### What you should do:
Copy all lines in the data that contain the string "prev".
====
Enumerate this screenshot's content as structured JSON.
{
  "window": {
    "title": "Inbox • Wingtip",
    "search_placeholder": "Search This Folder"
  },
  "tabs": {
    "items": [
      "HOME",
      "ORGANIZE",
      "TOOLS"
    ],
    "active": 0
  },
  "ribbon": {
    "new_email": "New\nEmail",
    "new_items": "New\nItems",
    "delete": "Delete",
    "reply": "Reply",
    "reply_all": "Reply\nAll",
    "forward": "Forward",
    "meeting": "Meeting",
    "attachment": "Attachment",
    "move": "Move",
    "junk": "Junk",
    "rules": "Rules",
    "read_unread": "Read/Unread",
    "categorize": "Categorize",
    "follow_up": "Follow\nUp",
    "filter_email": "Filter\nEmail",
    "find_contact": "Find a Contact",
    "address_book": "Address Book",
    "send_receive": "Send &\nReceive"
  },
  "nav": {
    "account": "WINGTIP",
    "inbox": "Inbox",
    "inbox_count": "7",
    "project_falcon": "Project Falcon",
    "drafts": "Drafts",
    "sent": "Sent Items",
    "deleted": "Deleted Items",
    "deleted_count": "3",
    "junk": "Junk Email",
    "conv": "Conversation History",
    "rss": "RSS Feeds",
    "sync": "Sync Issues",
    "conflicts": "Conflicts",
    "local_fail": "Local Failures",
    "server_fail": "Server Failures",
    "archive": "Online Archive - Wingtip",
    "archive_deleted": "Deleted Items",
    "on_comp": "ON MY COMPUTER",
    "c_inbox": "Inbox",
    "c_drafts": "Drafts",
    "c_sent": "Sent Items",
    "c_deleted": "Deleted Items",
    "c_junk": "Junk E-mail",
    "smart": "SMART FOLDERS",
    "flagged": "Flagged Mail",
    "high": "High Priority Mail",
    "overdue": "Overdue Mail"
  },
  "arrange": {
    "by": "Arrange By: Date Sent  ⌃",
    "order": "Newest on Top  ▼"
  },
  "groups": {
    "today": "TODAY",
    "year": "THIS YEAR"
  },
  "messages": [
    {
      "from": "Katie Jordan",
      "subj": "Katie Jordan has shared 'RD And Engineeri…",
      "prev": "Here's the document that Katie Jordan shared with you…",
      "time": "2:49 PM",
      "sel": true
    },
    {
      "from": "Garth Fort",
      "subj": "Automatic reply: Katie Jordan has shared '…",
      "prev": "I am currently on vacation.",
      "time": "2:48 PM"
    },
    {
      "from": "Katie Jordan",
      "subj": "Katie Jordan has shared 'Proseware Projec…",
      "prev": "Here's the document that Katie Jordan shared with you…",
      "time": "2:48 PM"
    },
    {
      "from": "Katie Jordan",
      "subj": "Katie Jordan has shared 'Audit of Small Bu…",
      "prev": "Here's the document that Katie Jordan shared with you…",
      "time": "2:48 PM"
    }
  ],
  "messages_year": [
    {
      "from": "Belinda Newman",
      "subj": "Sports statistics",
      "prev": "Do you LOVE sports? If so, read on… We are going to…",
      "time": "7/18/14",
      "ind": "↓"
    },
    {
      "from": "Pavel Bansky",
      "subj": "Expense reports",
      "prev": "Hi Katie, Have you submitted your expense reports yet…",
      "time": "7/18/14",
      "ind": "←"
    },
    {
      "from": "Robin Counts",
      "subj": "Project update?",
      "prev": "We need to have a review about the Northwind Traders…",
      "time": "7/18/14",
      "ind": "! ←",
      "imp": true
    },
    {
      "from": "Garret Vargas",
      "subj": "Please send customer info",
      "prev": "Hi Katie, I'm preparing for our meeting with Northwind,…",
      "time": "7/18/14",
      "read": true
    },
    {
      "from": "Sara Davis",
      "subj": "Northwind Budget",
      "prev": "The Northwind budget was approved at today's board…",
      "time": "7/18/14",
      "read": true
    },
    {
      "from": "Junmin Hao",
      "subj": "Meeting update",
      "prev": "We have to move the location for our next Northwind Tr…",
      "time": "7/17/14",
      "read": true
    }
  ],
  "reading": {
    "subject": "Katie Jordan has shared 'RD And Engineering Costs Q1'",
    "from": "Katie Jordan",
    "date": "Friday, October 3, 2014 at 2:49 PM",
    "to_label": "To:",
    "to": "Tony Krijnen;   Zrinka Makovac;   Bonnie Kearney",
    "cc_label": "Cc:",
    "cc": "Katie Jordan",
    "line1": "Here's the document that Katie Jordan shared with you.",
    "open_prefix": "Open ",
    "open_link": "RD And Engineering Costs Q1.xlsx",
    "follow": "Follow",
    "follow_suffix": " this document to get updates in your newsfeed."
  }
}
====
### Exercise solution:
      "prev": "Here's the document that Katie Jordan shared with you…",
      "prev": "I am currently on vacation.",
      "prev": "Here's the document that Katie Jordan shared with you…",
      "prev": "Here's the document that Katie Jordan shared with you…",
      "prev": "Do you LOVE sports? If so, read on… We are going to…",
      "prev": "Hi Katie, Have you submitted your expense reports yet…",
      "prev": "We need to have a review about the Northwind Traders…",
      "prev": "Hi Katie, I'm preparing for our meeting with Northwind,…",
      "prev": "The Northwind budget was approved at today's board…",
      "prev": "We have to move the location for our next Northwind Tr…",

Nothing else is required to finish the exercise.